═════ EXERCISE DATA
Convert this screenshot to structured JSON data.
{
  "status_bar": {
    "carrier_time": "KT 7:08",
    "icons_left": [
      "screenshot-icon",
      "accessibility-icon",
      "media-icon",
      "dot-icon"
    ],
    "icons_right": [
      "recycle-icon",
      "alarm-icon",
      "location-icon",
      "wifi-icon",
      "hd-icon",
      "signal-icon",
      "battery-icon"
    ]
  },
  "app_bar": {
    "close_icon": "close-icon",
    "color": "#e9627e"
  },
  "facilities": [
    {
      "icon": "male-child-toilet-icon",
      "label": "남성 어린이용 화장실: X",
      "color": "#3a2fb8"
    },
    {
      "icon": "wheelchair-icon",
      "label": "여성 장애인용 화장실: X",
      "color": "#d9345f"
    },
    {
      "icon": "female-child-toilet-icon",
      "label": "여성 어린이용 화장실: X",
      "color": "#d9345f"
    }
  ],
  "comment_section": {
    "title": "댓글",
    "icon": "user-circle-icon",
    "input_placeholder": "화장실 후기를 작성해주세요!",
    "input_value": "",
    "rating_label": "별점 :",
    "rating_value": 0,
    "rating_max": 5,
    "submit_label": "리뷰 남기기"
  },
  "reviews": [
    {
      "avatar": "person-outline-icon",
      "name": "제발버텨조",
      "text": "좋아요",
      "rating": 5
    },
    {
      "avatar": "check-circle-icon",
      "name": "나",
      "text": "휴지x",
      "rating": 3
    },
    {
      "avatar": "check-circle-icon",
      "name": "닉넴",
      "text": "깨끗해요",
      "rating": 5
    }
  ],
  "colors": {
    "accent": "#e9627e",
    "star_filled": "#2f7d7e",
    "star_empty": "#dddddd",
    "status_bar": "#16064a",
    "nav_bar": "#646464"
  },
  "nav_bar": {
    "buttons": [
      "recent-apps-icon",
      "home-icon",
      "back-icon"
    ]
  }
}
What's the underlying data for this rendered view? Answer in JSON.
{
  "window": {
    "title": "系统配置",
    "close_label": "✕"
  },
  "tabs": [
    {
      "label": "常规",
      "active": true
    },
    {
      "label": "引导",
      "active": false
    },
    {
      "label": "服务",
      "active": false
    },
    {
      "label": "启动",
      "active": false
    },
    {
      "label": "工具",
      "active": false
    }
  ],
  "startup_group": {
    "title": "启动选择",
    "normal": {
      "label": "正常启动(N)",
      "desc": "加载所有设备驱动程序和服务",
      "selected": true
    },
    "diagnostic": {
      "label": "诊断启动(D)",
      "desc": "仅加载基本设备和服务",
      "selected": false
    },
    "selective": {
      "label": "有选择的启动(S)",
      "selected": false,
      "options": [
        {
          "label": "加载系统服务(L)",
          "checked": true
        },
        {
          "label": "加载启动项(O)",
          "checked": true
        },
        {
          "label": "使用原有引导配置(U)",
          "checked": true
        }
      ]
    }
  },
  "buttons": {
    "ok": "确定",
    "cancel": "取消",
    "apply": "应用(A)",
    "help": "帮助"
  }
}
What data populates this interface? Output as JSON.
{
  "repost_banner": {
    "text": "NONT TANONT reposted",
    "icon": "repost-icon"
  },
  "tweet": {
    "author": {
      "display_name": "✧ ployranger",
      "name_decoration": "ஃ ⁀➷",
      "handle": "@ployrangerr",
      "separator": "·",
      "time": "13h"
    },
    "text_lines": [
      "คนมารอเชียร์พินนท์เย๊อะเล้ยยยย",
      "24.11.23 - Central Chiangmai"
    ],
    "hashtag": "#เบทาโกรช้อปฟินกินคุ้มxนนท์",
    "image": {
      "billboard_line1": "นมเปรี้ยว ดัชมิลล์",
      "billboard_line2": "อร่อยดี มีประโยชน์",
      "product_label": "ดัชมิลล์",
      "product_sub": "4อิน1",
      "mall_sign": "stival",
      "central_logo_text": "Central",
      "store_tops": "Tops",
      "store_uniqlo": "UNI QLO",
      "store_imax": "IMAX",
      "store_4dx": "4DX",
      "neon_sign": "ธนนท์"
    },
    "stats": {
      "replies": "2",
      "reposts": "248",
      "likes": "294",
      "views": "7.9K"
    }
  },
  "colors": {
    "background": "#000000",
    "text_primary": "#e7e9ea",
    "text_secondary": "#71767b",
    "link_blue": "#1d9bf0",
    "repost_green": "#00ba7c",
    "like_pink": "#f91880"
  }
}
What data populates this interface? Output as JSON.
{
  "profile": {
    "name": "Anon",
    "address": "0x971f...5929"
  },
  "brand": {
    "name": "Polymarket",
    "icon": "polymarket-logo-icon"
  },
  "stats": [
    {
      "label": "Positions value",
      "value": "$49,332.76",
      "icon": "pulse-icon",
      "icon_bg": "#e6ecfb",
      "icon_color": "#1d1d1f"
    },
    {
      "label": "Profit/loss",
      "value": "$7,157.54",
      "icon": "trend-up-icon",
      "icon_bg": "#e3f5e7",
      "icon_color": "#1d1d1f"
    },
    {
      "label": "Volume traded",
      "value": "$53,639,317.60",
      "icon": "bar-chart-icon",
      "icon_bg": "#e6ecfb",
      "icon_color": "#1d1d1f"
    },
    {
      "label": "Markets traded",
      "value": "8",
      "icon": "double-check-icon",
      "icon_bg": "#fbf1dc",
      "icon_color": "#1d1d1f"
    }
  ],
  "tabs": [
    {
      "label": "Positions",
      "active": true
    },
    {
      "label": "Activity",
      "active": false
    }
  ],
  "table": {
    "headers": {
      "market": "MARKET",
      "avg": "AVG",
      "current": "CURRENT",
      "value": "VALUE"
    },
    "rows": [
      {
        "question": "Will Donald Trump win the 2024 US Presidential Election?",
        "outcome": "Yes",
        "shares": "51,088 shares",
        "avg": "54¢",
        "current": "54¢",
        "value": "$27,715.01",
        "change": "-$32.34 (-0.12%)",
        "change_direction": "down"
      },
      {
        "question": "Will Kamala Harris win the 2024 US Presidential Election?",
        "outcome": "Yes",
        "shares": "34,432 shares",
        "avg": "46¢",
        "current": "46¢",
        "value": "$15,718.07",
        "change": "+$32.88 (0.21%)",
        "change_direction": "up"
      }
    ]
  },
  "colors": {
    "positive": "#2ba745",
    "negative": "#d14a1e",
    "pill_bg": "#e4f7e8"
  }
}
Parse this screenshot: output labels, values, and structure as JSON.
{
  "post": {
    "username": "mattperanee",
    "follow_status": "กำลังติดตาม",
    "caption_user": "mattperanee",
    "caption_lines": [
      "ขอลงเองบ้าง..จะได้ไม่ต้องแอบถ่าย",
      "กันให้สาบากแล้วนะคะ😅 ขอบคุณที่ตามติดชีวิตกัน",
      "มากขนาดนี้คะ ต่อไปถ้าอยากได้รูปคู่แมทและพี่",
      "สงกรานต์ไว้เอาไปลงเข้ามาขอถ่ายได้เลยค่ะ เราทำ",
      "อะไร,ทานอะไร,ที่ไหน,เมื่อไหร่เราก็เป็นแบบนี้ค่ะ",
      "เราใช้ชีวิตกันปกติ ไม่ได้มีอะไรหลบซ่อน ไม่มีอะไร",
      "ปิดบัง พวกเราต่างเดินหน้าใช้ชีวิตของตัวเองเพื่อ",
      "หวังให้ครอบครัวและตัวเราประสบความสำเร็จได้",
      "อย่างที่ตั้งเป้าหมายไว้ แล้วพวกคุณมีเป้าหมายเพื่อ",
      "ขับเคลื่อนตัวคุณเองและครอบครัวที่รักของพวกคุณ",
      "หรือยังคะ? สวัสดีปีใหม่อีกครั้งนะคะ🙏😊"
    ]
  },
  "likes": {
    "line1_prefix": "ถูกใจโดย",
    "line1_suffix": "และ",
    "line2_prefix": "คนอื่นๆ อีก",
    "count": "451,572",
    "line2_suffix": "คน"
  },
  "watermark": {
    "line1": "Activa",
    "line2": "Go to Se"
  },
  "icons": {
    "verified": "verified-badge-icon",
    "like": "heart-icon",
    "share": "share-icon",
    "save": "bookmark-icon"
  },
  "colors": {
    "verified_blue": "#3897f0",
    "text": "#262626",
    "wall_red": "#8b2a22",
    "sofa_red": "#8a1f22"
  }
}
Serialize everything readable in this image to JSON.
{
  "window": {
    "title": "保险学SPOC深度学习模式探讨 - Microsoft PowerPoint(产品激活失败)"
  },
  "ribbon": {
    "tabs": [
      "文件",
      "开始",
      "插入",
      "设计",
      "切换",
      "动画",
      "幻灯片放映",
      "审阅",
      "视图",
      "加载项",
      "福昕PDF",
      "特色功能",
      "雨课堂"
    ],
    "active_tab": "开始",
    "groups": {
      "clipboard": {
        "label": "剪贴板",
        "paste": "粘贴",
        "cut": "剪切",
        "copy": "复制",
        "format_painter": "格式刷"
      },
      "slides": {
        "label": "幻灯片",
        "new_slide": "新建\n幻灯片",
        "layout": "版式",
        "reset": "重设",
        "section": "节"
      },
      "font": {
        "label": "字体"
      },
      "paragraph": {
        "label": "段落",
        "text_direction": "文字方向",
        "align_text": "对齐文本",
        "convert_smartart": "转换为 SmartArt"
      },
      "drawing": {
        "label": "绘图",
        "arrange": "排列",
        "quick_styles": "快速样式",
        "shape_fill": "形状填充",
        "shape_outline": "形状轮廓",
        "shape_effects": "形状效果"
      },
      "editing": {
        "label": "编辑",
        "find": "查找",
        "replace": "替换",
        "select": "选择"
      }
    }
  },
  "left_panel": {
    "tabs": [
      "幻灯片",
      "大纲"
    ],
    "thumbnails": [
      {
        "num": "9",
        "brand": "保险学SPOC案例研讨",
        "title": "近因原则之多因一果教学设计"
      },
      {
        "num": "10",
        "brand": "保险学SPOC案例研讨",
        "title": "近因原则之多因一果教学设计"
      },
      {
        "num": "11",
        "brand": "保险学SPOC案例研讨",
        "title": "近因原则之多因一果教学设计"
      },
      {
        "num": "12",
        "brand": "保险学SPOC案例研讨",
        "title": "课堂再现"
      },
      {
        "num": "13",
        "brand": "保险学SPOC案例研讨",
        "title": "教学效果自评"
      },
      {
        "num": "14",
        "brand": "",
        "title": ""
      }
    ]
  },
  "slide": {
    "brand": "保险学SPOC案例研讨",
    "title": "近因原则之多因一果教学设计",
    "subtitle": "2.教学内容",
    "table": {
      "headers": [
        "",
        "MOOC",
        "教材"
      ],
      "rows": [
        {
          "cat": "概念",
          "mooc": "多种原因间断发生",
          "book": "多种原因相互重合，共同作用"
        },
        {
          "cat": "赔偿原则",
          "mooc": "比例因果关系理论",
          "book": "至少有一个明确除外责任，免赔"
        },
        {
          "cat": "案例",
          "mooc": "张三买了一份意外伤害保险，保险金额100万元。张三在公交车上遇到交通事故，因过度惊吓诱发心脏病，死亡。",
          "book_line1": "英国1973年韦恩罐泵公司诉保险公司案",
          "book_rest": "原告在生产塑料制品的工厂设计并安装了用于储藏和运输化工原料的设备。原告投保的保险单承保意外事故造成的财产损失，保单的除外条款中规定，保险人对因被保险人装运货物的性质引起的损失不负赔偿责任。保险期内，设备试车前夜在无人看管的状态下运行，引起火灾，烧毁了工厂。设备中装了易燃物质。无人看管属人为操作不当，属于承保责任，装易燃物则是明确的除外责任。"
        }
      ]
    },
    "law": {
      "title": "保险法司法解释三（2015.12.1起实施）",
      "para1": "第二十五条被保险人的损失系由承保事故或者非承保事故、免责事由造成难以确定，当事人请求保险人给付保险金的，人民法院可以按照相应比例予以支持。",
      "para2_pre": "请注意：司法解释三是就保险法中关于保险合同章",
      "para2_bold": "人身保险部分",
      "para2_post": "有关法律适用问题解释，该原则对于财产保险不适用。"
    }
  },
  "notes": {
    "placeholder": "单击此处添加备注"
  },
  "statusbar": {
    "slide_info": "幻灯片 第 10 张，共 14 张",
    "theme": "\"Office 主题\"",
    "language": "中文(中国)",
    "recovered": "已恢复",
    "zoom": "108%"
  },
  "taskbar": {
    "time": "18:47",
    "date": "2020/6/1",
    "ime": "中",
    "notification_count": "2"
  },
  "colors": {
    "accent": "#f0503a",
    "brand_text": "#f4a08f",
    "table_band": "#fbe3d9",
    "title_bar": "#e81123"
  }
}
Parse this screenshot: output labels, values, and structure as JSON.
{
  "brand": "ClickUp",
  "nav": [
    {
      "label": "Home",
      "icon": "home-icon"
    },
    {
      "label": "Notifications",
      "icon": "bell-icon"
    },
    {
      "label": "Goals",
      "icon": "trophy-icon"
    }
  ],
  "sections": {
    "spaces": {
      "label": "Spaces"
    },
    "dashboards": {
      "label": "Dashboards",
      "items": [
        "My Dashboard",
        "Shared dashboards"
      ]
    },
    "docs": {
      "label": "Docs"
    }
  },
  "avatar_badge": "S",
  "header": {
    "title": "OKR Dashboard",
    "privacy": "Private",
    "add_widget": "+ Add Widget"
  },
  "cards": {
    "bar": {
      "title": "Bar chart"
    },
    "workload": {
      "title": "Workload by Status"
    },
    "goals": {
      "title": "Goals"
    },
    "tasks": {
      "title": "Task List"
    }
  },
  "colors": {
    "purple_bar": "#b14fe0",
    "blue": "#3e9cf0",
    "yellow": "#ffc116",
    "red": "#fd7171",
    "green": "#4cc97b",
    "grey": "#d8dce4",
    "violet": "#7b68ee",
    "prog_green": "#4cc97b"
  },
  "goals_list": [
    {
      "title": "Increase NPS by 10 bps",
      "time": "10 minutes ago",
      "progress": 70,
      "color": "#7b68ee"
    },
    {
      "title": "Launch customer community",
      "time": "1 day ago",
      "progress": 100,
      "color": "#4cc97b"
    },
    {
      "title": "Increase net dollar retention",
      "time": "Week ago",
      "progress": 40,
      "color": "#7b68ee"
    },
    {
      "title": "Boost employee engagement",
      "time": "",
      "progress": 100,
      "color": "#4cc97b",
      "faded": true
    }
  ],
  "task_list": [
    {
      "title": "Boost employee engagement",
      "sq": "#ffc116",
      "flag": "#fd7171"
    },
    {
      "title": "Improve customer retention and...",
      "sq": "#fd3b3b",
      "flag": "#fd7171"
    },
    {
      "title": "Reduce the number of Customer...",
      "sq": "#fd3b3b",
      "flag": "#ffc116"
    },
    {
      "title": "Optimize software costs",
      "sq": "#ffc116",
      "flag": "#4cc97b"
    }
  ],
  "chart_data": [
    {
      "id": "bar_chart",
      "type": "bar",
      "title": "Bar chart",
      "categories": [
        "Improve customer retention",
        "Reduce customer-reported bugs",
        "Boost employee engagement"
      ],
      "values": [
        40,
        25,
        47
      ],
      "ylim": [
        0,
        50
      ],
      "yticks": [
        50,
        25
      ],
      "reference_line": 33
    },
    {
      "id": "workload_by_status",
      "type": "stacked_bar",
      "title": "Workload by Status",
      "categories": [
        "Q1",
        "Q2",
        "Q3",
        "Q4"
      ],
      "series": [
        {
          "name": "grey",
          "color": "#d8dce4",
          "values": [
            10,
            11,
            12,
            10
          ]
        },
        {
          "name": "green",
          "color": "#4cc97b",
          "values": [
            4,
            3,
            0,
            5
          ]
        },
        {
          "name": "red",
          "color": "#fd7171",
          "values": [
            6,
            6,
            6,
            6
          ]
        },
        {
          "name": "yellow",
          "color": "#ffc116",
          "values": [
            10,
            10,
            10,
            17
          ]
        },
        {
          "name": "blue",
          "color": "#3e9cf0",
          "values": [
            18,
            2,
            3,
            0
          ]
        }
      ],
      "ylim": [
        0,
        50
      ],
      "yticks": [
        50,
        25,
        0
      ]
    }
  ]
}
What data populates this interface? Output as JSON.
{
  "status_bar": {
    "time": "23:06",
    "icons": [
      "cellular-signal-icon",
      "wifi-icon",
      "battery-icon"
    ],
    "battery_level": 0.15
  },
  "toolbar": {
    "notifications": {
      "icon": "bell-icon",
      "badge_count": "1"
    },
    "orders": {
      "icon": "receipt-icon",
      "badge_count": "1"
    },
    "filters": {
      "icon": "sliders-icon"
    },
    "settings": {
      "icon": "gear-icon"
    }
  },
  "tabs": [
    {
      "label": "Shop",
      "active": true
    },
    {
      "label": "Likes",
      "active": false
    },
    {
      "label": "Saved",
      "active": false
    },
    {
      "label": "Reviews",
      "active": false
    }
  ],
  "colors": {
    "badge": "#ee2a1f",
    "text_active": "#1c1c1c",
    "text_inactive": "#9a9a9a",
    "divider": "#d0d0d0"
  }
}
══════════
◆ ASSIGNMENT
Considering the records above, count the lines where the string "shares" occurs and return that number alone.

◆ FINISHED EXERCISE
2